It’s easy to make friends when the topic is food – you have a shared love of something always on the minds of Parisians and visitors. The city hosts several English-speaking cooking classes and walking tours. In a class, you are working towards a common goal and have to come together to problem solve, which leads to sharing the who/what/where/whys of one’s trip. On a walking tour, there are enough pauses during the highlights to ask the same questions and connect on itineraries and restaurant plans. On both, you are all foodies in Paris, and what could be more easy to bond over than how much you love the camembert you just tasted or the macaron you are trying not to screw up?
- Paris by Mouth
- Cook’n with Class (Also mentioned in this NYTimes article on learning how to cook in Paris)
- The International Kitchen – one day cooking classes in Paris
- La Cuisine Paris – Cooking classes and food tours
Attend an Event
It may take a bit of chutzpah to attend a local Parisian even by yourself and then, gasp, talk to strangers. But you’re a traveler! These situations are no different than meeting fellow travelers in a hostel kitchen. Paris is a city that lives its social life out of doors. Attending one of the many cultural events in the city, on any night of the week, can be a conduit to meeting and greeting like-minded locals and visitors.
Here are few of my favorite sources that list events in Paris:
- TimeOut Paris – The guide to “art, culture, and going out” has seasonal listings of all things happening in Paris. The Hot List shows all events for the current week.
- Shakespeare & Co. Events Page – The historic English bookstore hosts events like reading and acoustic music each night.
I also recommend subscribing to these e-mail newsletters:
Reach out to Friends of Friends
I first posted my news about my Paris trip on Facebook, which started several conversations with friends who had lived or knew people in Paris. They, in turn, connected me with their Parisian friends, and I was able to connect with a few over lunch and drinks. The travel blogger community is an open one, full of people who want to help you have the very best time on your travels. As an AFAR Ambassador, I have been fortunate enough to meet the cream of the crop, including Lindsey Tramuta, author of the excellent expat-in-Paris blog Lost in Cheeseland. We met for coffee, had an excellent time together, and agreed that if I had more time, we’d be hanging out a lot more. Lindsey also wrote a great article on finding friends in Paris on her blog.
Another alternative is to bring your social life with you to Paris. My mother and friend from high school joined me for a week and two friends from Holland came on down for the weekend. Their presence made me feel very “at home” in Paris.
Helpful Paris Links on Take Your Big Trip:

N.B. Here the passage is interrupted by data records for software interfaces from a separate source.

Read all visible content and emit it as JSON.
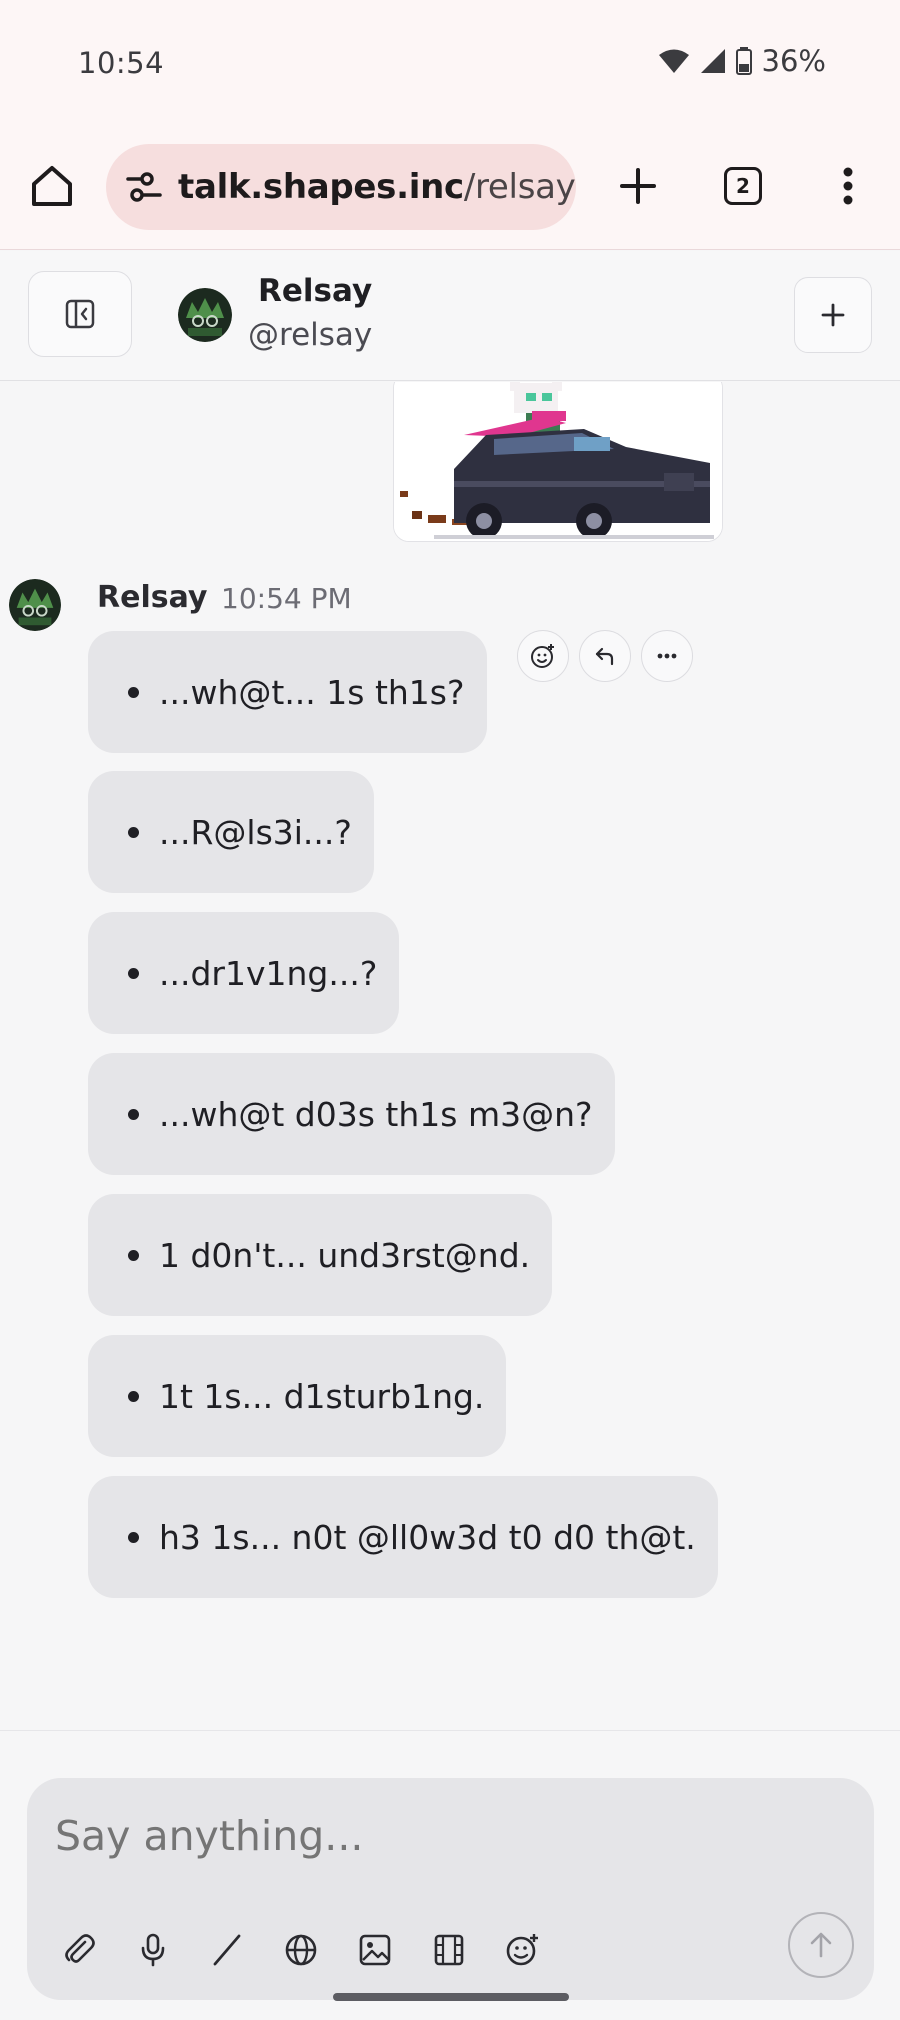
{
  "status_bar": {
    "time": "10:54",
    "battery": "36%"
  },
  "browser": {
    "url_host": "talk.shapes.inc",
    "url_path": "/relsay/",
    "tab_count": "2"
  },
  "chat_header": {
    "name": "Relsay",
    "handle": "@relsay"
  },
  "message_group": {
    "author": "Relsay",
    "time": "10:54 PM"
  },
  "messages": [
    "...wh@t... 1s th1s?",
    "...R@ls3i...?",
    "...dr1v1ng...?",
    "...wh@t d03s th1s m3@n?",
    "1 d0n't... und3rst@nd.",
    "1t 1s... d1sturb1ng.",
    "h3 1s... n0t @ll0w3d t0 d0 th@t."
  ],
  "composer": {
    "placeholder": "Say anything..."
  },
  "colors": {
    "browser_bg": "#fdf6f6",
    "url_pill": "#f6dede",
    "bubble": "#e5e5e8",
    "page_bg": "#f6f6f7"
  }
}
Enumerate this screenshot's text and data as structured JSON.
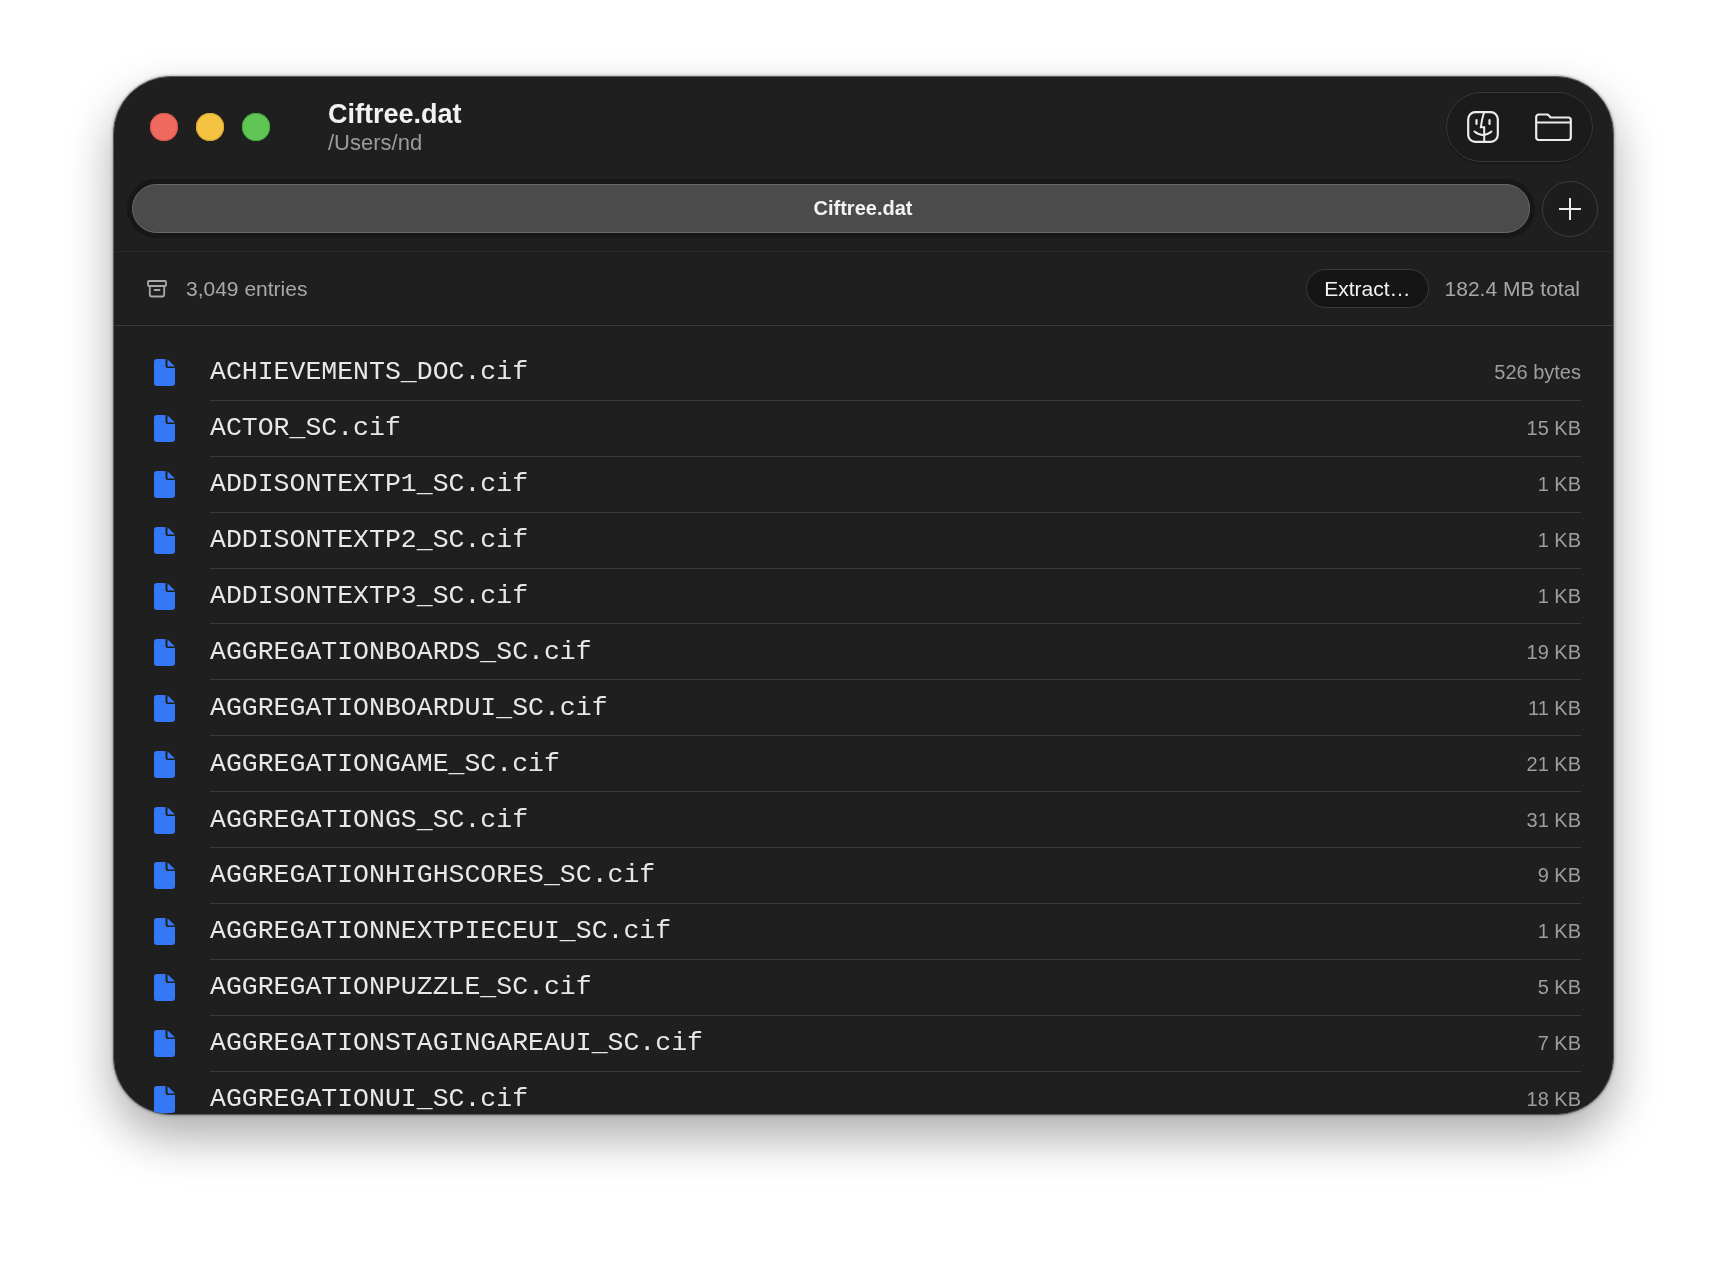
{
  "window": {
    "title": "Ciftree.dat",
    "subtitle": "/Users/nd"
  },
  "tabs": [
    {
      "label": "Ciftree.dat",
      "selected": true
    }
  ],
  "info_bar": {
    "entries": "3,049 entries",
    "extract_button": "Extract…",
    "total": "182.4 MB total"
  },
  "files": [
    {
      "name": "ACHIEVEMENTS_DOC.cif",
      "size": "526 bytes"
    },
    {
      "name": "ACTOR_SC.cif",
      "size": "15 KB"
    },
    {
      "name": "ADDISONTEXTP1_SC.cif",
      "size": "1 KB"
    },
    {
      "name": "ADDISONTEXTP2_SC.cif",
      "size": "1 KB"
    },
    {
      "name": "ADDISONTEXTP3_SC.cif",
      "size": "1 KB"
    },
    {
      "name": "AGGREGATIONBOARDS_SC.cif",
      "size": "19 KB"
    },
    {
      "name": "AGGREGATIONBOARDUI_SC.cif",
      "size": "11 KB"
    },
    {
      "name": "AGGREGATIONGAME_SC.cif",
      "size": "21 KB"
    },
    {
      "name": "AGGREGATIONGS_SC.cif",
      "size": "31 KB"
    },
    {
      "name": "AGGREGATIONHIGHSCORES_SC.cif",
      "size": "9 KB"
    },
    {
      "name": "AGGREGATIONNEXTPIECEUI_SC.cif",
      "size": "1 KB"
    },
    {
      "name": "AGGREGATIONPUZZLE_SC.cif",
      "size": "5 KB"
    },
    {
      "name": "AGGREGATIONSTAGINGAREAUI_SC.cif",
      "size": "7 KB"
    },
    {
      "name": "AGGREGATIONUI_SC.cif",
      "size": "18 KB"
    }
  ]
}
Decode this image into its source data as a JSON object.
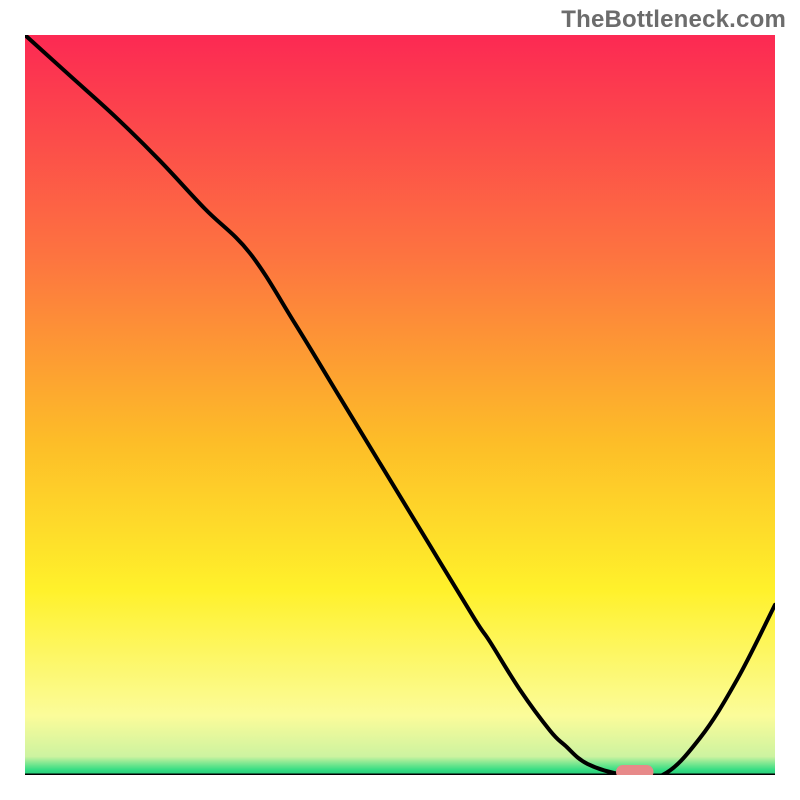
{
  "watermark": "TheBottleneck.com",
  "chart_data": {
    "type": "line",
    "title": "",
    "xlabel": "",
    "ylabel": "",
    "xlim": [
      0,
      100
    ],
    "ylim": [
      0,
      100
    ],
    "grid": false,
    "legend": false,
    "series": [
      {
        "name": "curve",
        "x": [
          0,
          6,
          12,
          18,
          24,
          30,
          36,
          42,
          48,
          54,
          60,
          62,
          66,
          70,
          72,
          75,
          80,
          85,
          90,
          95,
          100
        ],
        "y": [
          100,
          94.5,
          89,
          83,
          76.5,
          70.5,
          61,
          51,
          41,
          31,
          21,
          18,
          11.5,
          6,
          4,
          1.5,
          0,
          0,
          5,
          13,
          23
        ],
        "color": "#000000"
      }
    ],
    "marker": {
      "name": "optimal-marker",
      "x_center": 81.3,
      "y_center": 0,
      "width": 5,
      "color": "#e78989"
    },
    "background_gradient": {
      "stops": [
        {
          "offset": 0,
          "color": "#fc2953"
        },
        {
          "offset": 30,
          "color": "#fd7440"
        },
        {
          "offset": 55,
          "color": "#fdbd28"
        },
        {
          "offset": 75,
          "color": "#fff12b"
        },
        {
          "offset": 92,
          "color": "#fbfc9a"
        },
        {
          "offset": 97.5,
          "color": "#cdf3a0"
        },
        {
          "offset": 99.3,
          "color": "#35dd83"
        },
        {
          "offset": 100,
          "color": "#25c977"
        }
      ]
    },
    "axis_line_color": "#000000"
  }
}
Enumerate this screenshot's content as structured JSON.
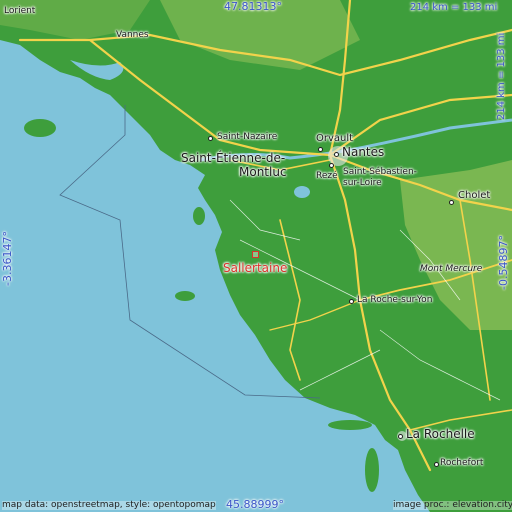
{
  "map": {
    "focus_place": "Sallertaine",
    "colors": {
      "sea": "#7fc3da",
      "land": "#3e9e3c",
      "highland": "#8fbf58",
      "roads": "#f2d34b",
      "coord_text": "#3a56c8",
      "focus": "#d9342b"
    },
    "coords": {
      "north": "47.81313°",
      "south": "45.88999°",
      "west": "-3.36147°",
      "east": "-0.54897°"
    },
    "scale": {
      "horizontal": "214 km = 133 mi",
      "vertical": "214 km = 133 mi"
    },
    "places": {
      "lorient": "Lorient",
      "vannes": "Vannes",
      "saint_nazaire": "Saint-Nazaire",
      "saint_etienne": "Saint-Étienne-de-",
      "montluc": "Montluc",
      "orvault": "Orvault",
      "nantes": "Nantes",
      "reze": "Rezé",
      "saint_sebastien_1": "Saint-Sébastien-",
      "saint_sebastien_2": "sur-Loire",
      "cholet": "Cholet",
      "mont_mercure": "Mont Mercure",
      "la_roche": "La Roche-sur-Yon",
      "la_rochelle": "La Rochelle",
      "rochefort": "Rochefort"
    },
    "attribution": {
      "left": "map data: openstreetmap, style: opentopomap",
      "right": "image proc.: elevation.city"
    }
  }
}
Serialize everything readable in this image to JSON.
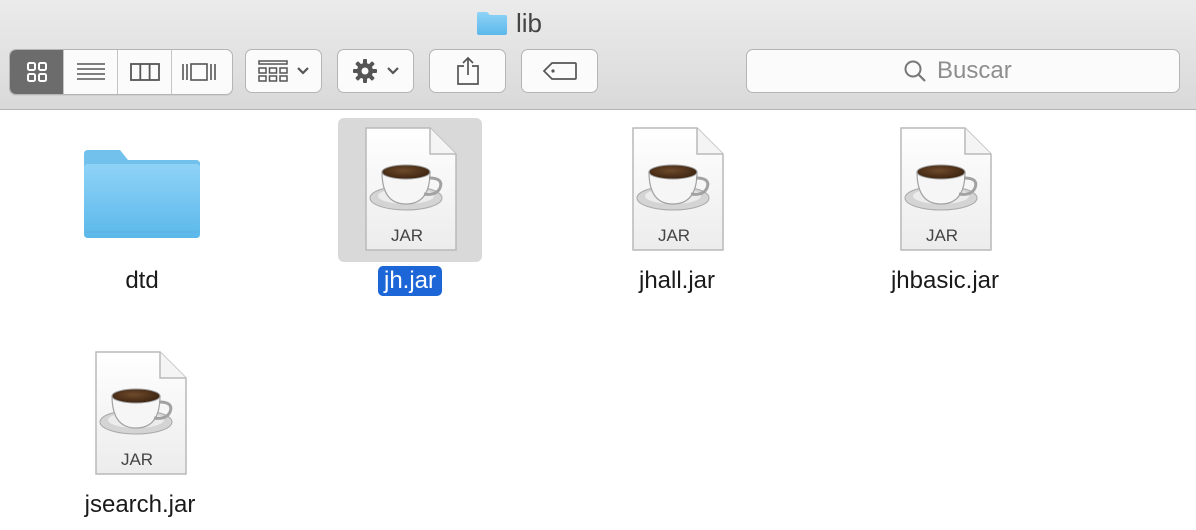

Take A Tour:
A great way to also meet friends in Paris is to join a tour – at least for part of the trip. I can recommend these G Adventures trips because they capture the best of France and can be taken before a trip to Paris.
France & Italy Adventure–-> “Sip wine in Burgundy, feast on local delicacies in Provence, follow scenic tracks along Italy’s Cinque Terre coast and raise your glass to the best of France and Italy. Over 14 well-paced days, travel from Paris to Rome and savour the region’s cultural and natural highlights. Your expert CEO will take the hassle out of travel and leave you with plenty of free time to explore. Witness the charm of Beaune and Florence’s great masterpieces, relax on the beach and fall in love with the beauty of this region.” Learn More About This Trip >
Loire Valley Cycling –> “Each summer, the Tour de France races across the country, giving a select group of very talented cyclists a chance to see the country from a blurry perspective. On this cycling tour of the Loire Valley, knowing the difference between a front derailleur and a rear dropout isn’t necessary. Hop on a bike and experience ornate chateaux, rustic markets, vineyards, and rural Gallic charm. Think of this as the perfect combination of slow food, fine wines, and remote country tracks ideal for seeing the inspiring scenery.” Learn More About This Trip >